Land stamp duty to stay at 6%

Farmland: Now a lot more expensive on the purchaser.
Farmland: Now a lot more expensive on the purchaser.

IT looks like being a case of ‘try again’ at next year’s Budget as the IFA attempts to get the stamp duty rate on agricultural land payable at the lower 2% level, rather than the new 6% rate introduced earlier this month.

Finance Minister, Paschal Donohoe, has stood firm on the ‘no concession’ line as regards the 6% rate of stamp duty he imposed on all commercial land and property deals from October 11 last, in his Budget for 2018.

According to the IFA post-Budget briefing note on the Finance Bill, 2017, the main concessions granted relate to stamp duty on family transfers that includes:

■ To the end of 2020, a reduced stamp duty rate of 1% will apply to farm transfers that take place between family members. This reduced rate is known as consanguinity relief.

■ In this time period [up to the end of 2020], there is no age restriction either on the person that’s giving the land or on the person receiving it with a stamp duty rate of 1% applying. One condition is that the land must continue to be actively farmed.

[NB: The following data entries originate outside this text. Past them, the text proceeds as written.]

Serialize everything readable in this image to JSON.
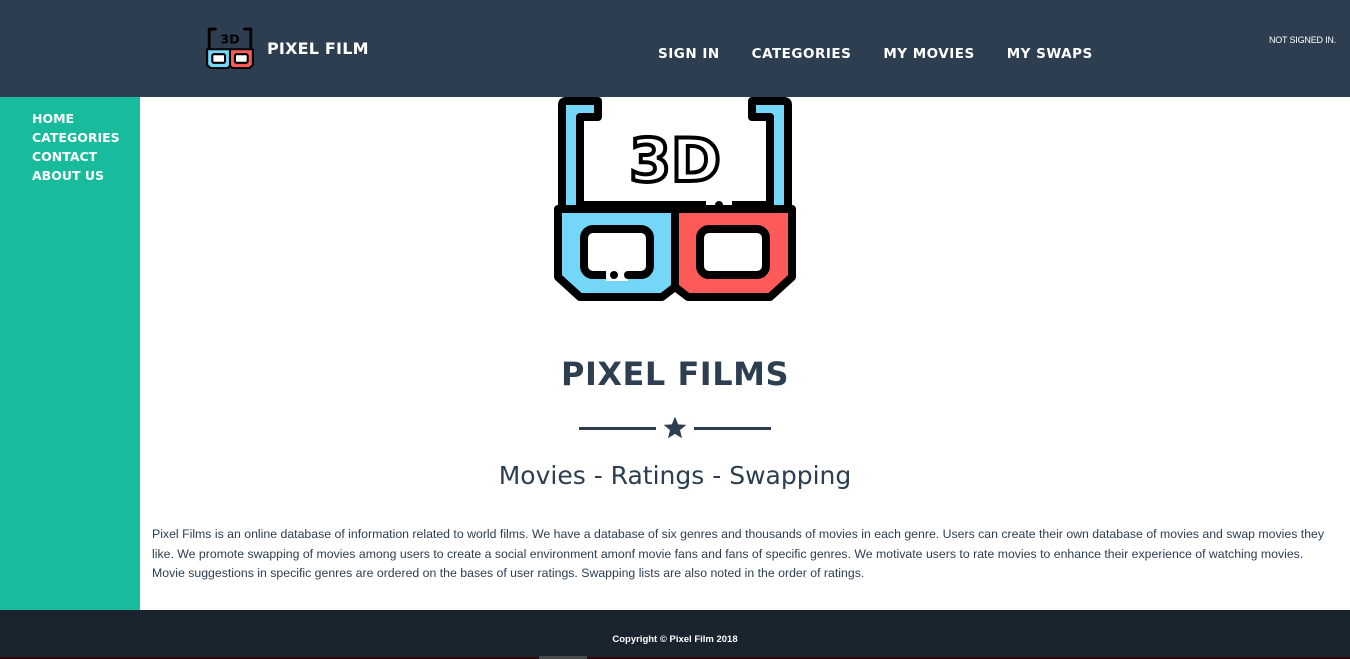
{
  "header": {
    "brand": "PIXEL FILM",
    "logo_text": "3D",
    "nav": [
      "SIGN IN",
      "CATEGORIES",
      "MY MOVIES",
      "MY SWAPS"
    ],
    "status": "NOT SIGNED IN."
  },
  "sidebar": {
    "items": [
      "HOME",
      "CATEGORIES",
      "CONTACT",
      "ABOUT US"
    ]
  },
  "main": {
    "logo_text": "3D",
    "title": "PIXEL FILMS",
    "divider_icon": "star-icon",
    "subtitle": "Movies - Ratings - Swapping",
    "description": "Pixel Films is an online database of information related to world films. We have a database of six genres and thousands of movies in each genre. Users can create their own database of movies and swap movies they like. We promote swapping of movies among users to create a social environment amonf movie fans and fans of specific genres. We motivate users to rate movies to enhance their experience of watching movies. Movie suggestions in specific genres are ordered on the bases of user ratings. Swapping lists are also noted in the order of ratings."
  },
  "footer": {
    "copyright": "Copyright © Pixel Film 2018"
  },
  "colors": {
    "header_bg": "#2c3e50",
    "sidebar_bg": "#18bc9c",
    "footer_bg": "#1a242f",
    "lens_left": "#74d7f7",
    "lens_right": "#ff5a5a",
    "text_dark": "#2c3e50"
  }
}
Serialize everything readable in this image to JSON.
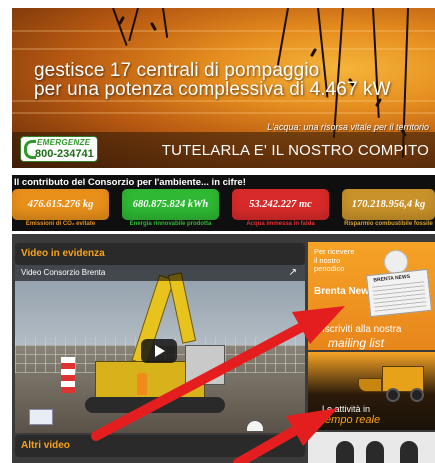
{
  "hero": {
    "headline_line1": "gestisce 17 centrali di pompaggio",
    "headline_line2": "per una potenza complessiva di 4.467 kW",
    "tagline": "L'acqua: una risorsa vitale per il territorio",
    "slogan": "TUTELARLA E' IL NOSTRO COMPITO",
    "emergency_label": "EMERGENZE",
    "emergency_number": "800-234741"
  },
  "stats": {
    "title": "Il contributo del Consorzio per l'ambiente... in cifre!",
    "items": [
      {
        "value": "476.615.276 kg",
        "label": "Emissioni di CO₂ evitate",
        "color": "#e8901a",
        "label_color": "#e8901a"
      },
      {
        "value": "680.875.824 kWh",
        "label": "Energia rinnovabile prodotta",
        "color": "#2fb833",
        "label_color": "#2fb833"
      },
      {
        "value": "53.242.227 mc",
        "label": "Acqua immessa in falda",
        "color": "#d82a2a",
        "label_color": "#e03030"
      },
      {
        "value": "170.218.956,4 kg",
        "label": "Risparmio combustibile fossile",
        "color": "#c9922a",
        "label_color": "#d8a232"
      }
    ]
  },
  "video_section": {
    "heading": "Video in evidenza",
    "video_title": "Video Consorzio Brenta",
    "more_heading": "Altri video"
  },
  "sidebar": {
    "news_promo_line1": "Per ricevere",
    "news_promo_line2": "il nostro",
    "news_promo_line3": "periodico",
    "news_brand": "Brenta News",
    "newspaper_masthead": "BRENTA NEWS",
    "mailing_line1": "Iscriviti alla nostra",
    "mailing_line2": "mailing list",
    "activity_line1": "Le attività in",
    "activity_line2": "tempo reale"
  },
  "colors": {
    "accent_orange": "#f7a21b",
    "arrow_red": "#e41e1e",
    "dark_panel": "#3b3b3b"
  }
}
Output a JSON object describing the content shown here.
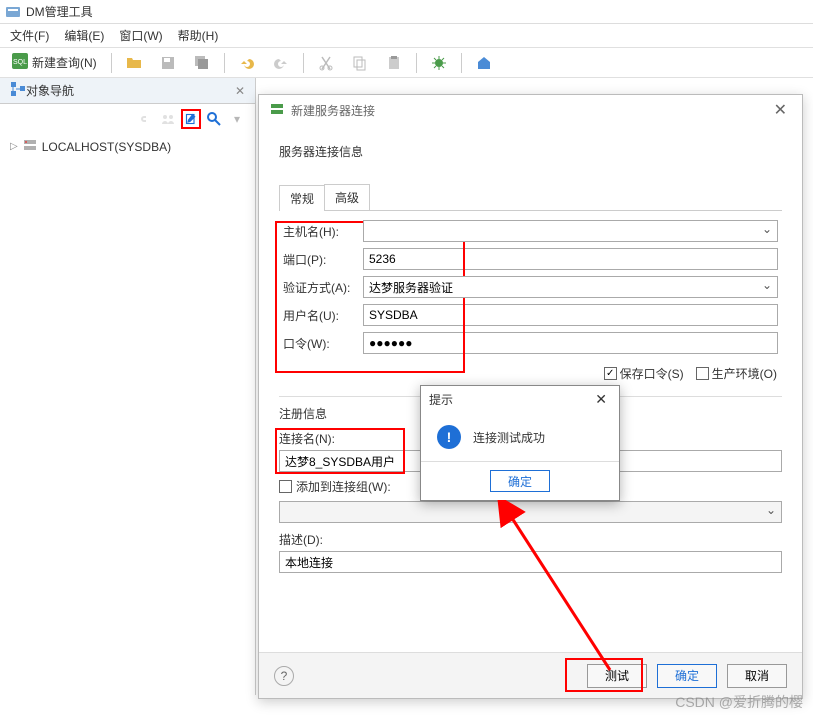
{
  "app": {
    "title": "DM管理工具"
  },
  "menu": {
    "file": "文件(F)",
    "edit": "编辑(E)",
    "window": "窗口(W)",
    "help": "帮助(H)"
  },
  "toolbar": {
    "new_query": "新建查询(N)"
  },
  "sidebar": {
    "tab_title": "对象导航",
    "tree_root": "LOCALHOST(SYSDBA)"
  },
  "dialog": {
    "title": "新建服务器连接",
    "section1": "服务器连接信息",
    "tabs": {
      "general": "常规",
      "advanced": "高级"
    },
    "labels": {
      "host": "主机名(H):",
      "port": "端口(P):",
      "auth": "验证方式(A):",
      "user": "用户名(U):",
      "pwd": "口令(W):"
    },
    "values": {
      "host": "",
      "port": "5236",
      "auth": "达梦服务器验证",
      "user": "SYSDBA",
      "pwd": "●●●●●●"
    },
    "save_pwd": "保存口令(S)",
    "prod_env": "生产环境(O)",
    "section2": "注册信息",
    "conn_name_label": "连接名(N):",
    "conn_name_value": "达梦8_SYSDBA用户",
    "add_group": "添加到连接组(W):",
    "desc_label": "描述(D):",
    "desc_value": "本地连接",
    "buttons": {
      "test": "测试",
      "ok": "确定",
      "cancel": "取消"
    }
  },
  "alert": {
    "title": "提示",
    "message": "连接测试成功",
    "ok": "确定"
  },
  "watermark": "CSDN @爱折腾的樱"
}
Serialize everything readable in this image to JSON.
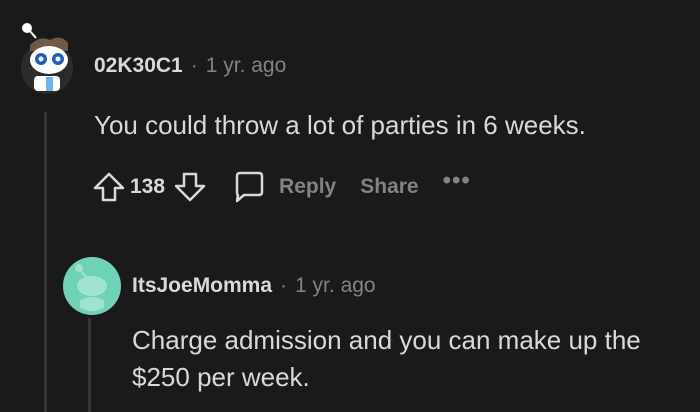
{
  "comment_1": {
    "author": "02K30C1",
    "separator": "·",
    "time": "1 yr. ago",
    "text": "You could throw a lot of parties in 6 weeks.",
    "vote_count": "138",
    "reply_label": "Reply",
    "share_label": "Share",
    "more_label": "•••"
  },
  "comment_2": {
    "author": "ItsJoeMomma",
    "separator": "·",
    "time": "1 yr. ago",
    "text": "Charge admission and you can make up the $250 per week."
  },
  "icons": {
    "avatar_1": "reddit-snoo-avatar",
    "avatar_2": "reddit-default-avatar",
    "upvote": "upvote-arrow-icon",
    "downvote": "downvote-arrow-icon",
    "reply": "reply-bubble-icon",
    "more": "ellipsis-icon"
  },
  "colors": {
    "background": "#1a1a1b",
    "text_primary": "#d7dadc",
    "text_secondary": "#818384",
    "thread_line": "#343536",
    "avatar_teal": "#6fd1b6"
  }
}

■ The stamp duty exemption for young trained farmers remains in place. A farmer under 35 years of age, with the required agricultural qualification, can benefit from a full exemption from stamp duty.

■ In summary with family transfers, there is a zero % rate of stamp duty where the ‘receiver’ of the land is a young trained farmer and a rate of 1% for all other family transfers.

Rose Mary McDonagh, Galway IFA Business Committee Chairperson, told the Farming Tribune, that despite the best efforts of the IFA, the 6% stamp duty rate on land still applied.

 

For more, read this week’s Connacht Tribune.